Additionally, it is not clear what the purpose of a resurrected woolly mammoth would be. It would likely be kept in a zoo or other controlled environment, and would not be able to reproduce and continue its species. This could be seen as subjecting the species to captivity and exploitation for the sake of human entertainment.
While the thought of bringing back the woolly mammoth is exciting, there are a number of reasons why it is not a good idea. The mammoth’s natural habitat is gone, and it could disrupt existing ecosystems. Additionally, it is unclear if the cloning process would be ethical. For these reasons, bringing back the woolly mammoth is not a good idea.
Were mammoths bigger than elephants?
Mammoths have been a source of fascination for centuries, with the woolly mammoth being the most well-known of the extinct species. From films to books, these giant creatures are often depicted as enormous beasts that are much bigger than modern elephants. But were mammoths actually bigger than elephants?
The answer is: not necessarily. Contrary to common belief, the woolly mammoth was hardly mammoth in size. They were roughly about the same size as modern African elephants. A male woolly mammoth’s shoulder height was 9 to 11 feet tall and weighed around 6 tons. The females were usually smaller, standing between 7 and 8 feet tall and weighing up to 4 tons.
What made the mammoths look so big?
Mammoths had a couple of unique features that made them look much bigger than they actually were. For starters, the woolly mammoth had a thick coat of fur and a long, bushy tail. This gave them an impressive appearance, especially when compared to modern elephants, who have sparse fur and a much shorter tail.
Another feature that made the mammoths look bigger was their long, curved tusks. These tusks could reach up to 16 feet in length and weighed up to 200 pounds. While they looked impressive, they were actually quite delicate and could easily be damaged or broken.
How did the mammoths compare to other extinct animals?
The woolly mammoth was actually one of the smallest species of mammoth. Other species such as the Imperial Mammoth were much larger, reaching 14 feet in shoulder height and weighing up to 10 tons.
The largest land mammal of all time was the Indricotherium. This giant creature was roughly the size of a modern elephant, but stood up to 20 feet tall and weighed up to 20 tons. It was the largest land mammal to ever exist and has been extinct for millions of years.
Are there any living animals that are bigger than mammoths?
Yes, there are several animals that are larger than mammoths. The largest land mammal currently alive is the African bush elephant. This species can reach up to 13 feet tall and weigh up to 7 tons.
The largest living mammal of all is the blue whale. This massive creature can reach up to 100 feet in length and weigh up to 200 tons. This makes it roughly 40 times bigger than the largest mammoth species.
Mammoths may have been impressive creatures, but they were actually quite small compared to other prehistoric animals. They were roughly the same size as modern African elephants and were nowhere near as large as many people believe.

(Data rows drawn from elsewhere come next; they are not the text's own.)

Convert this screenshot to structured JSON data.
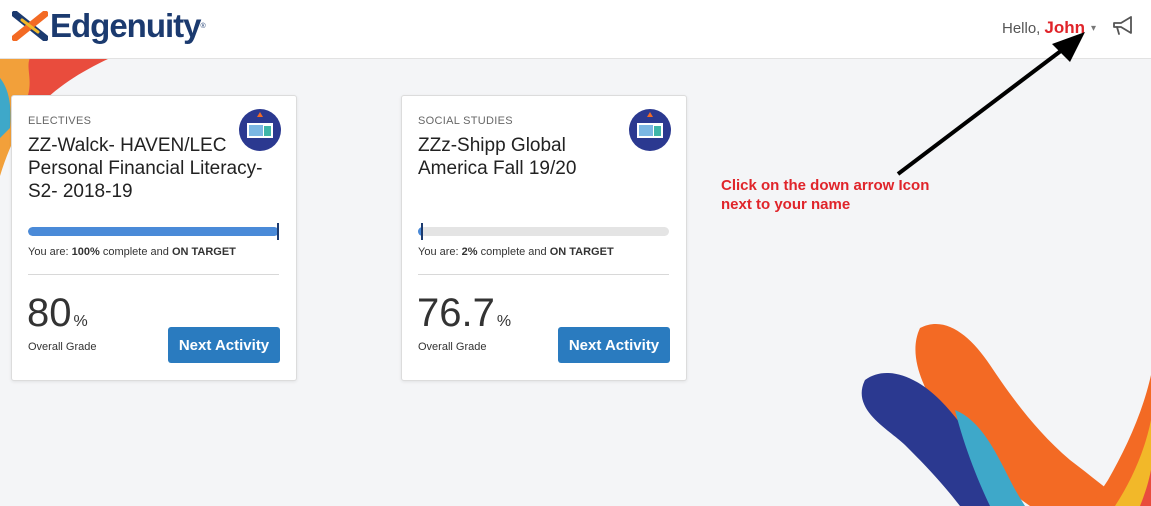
{
  "header": {
    "logo_text": "Edgenuity",
    "logo_tm": "®",
    "greeting": "Hello,",
    "user_name": "John",
    "caret": "▾"
  },
  "courses": [
    {
      "subject": "ELECTIVES",
      "title": "ZZ-Walck- HAVEN/LEC Personal Financial Literacy-S2- 2018-19",
      "progress_percent": 100,
      "progress_prefix": "You are: ",
      "progress_value": "100%",
      "progress_mid": " complete and ",
      "progress_status": "ON TARGET",
      "grade_value": "80",
      "grade_unit": "%",
      "grade_label": "Overall Grade",
      "button_label": "Next Activity"
    },
    {
      "subject": "SOCIAL STUDIES",
      "title": "ZZz-Shipp Global America Fall 19/20",
      "progress_percent": 2,
      "progress_prefix": "You are: ",
      "progress_value": "2%",
      "progress_mid": " complete and ",
      "progress_status": "ON TARGET",
      "grade_value": "76.7",
      "grade_unit": "%",
      "grade_label": "Overall Grade",
      "button_label": "Next Activity"
    }
  ],
  "annotation": {
    "text": "Click on the down arrow Icon next to your name"
  },
  "colors": {
    "brand_navy": "#1b3a6f",
    "accent_red": "#e0242a",
    "button_blue": "#2a7bbf",
    "progress_blue": "#4a8ad8"
  },
  "icons": {
    "logo": "edgenuity-x-logo",
    "megaphone": "megaphone-icon",
    "badge": "course-badge-icon",
    "caret": "chevron-down-icon"
  }
}
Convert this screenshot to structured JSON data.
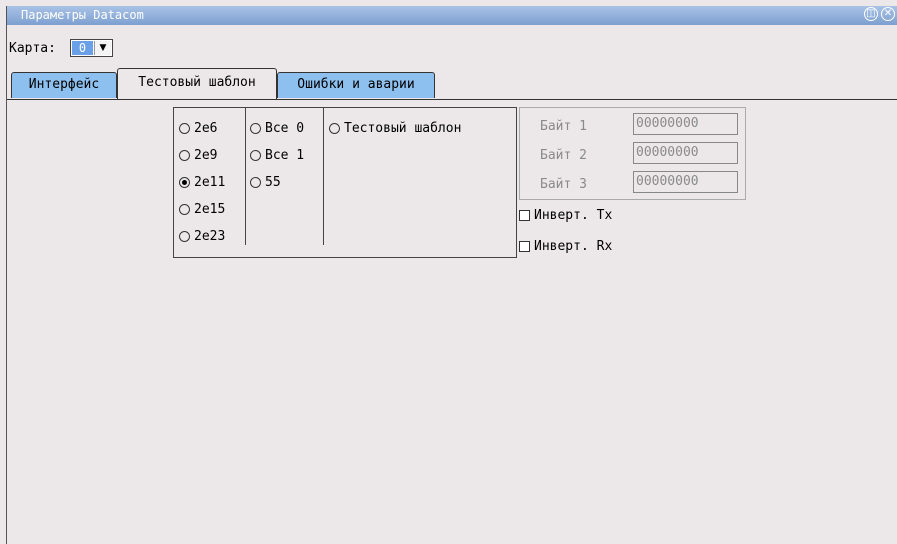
{
  "window": {
    "title": "Параметры Datacom"
  },
  "card": {
    "label": "Карта:",
    "value": "0"
  },
  "tabs": [
    {
      "label": "Интерфейс"
    },
    {
      "label": "Тестовый шаблон"
    },
    {
      "label": "Ошибки и аварии"
    }
  ],
  "patterns": {
    "col1": [
      "2e6",
      "2e9",
      "2e11",
      "2e15",
      "2e23"
    ],
    "col2": [
      "Все 0",
      "Все 1",
      "55"
    ],
    "col3": [
      "Тестовый шаблон"
    ],
    "selected": "2e11"
  },
  "bytes": [
    {
      "label": "Байт 1",
      "value": "00000000"
    },
    {
      "label": "Байт 2",
      "value": "00000000"
    },
    {
      "label": "Байт 3",
      "value": "00000000"
    }
  ],
  "checkboxes": [
    {
      "label": "Инверт. Tx"
    },
    {
      "label": "Инверт. Rx"
    }
  ],
  "colors": {
    "title_bar": "#7d9fd0",
    "tab": "#8ec0ef",
    "background": "#ece8ea"
  }
}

It is evident that the prehistoric mammoth, mastodon and early elephant populations were affected by the changing climate at the end of the last Ice Age. The results of this research suggest that climate change was the cause of their extinction, rather than overhunting by early humans. This is an important discovery, as it provides an insight into how humans can help protect vulnerable species from the effects of climate change in the future.
Although the prehistoric mammoth, mastodon and early elephant species are now extinct, their legacy lives on in the form of the current elephant populations. Let us honour them by taking action to protect and preserve our remaining animal species, and to reduce the impact of climate change on our planet. With our support, we can ensure that the future generations will still be able to enjoy the wonders of nature.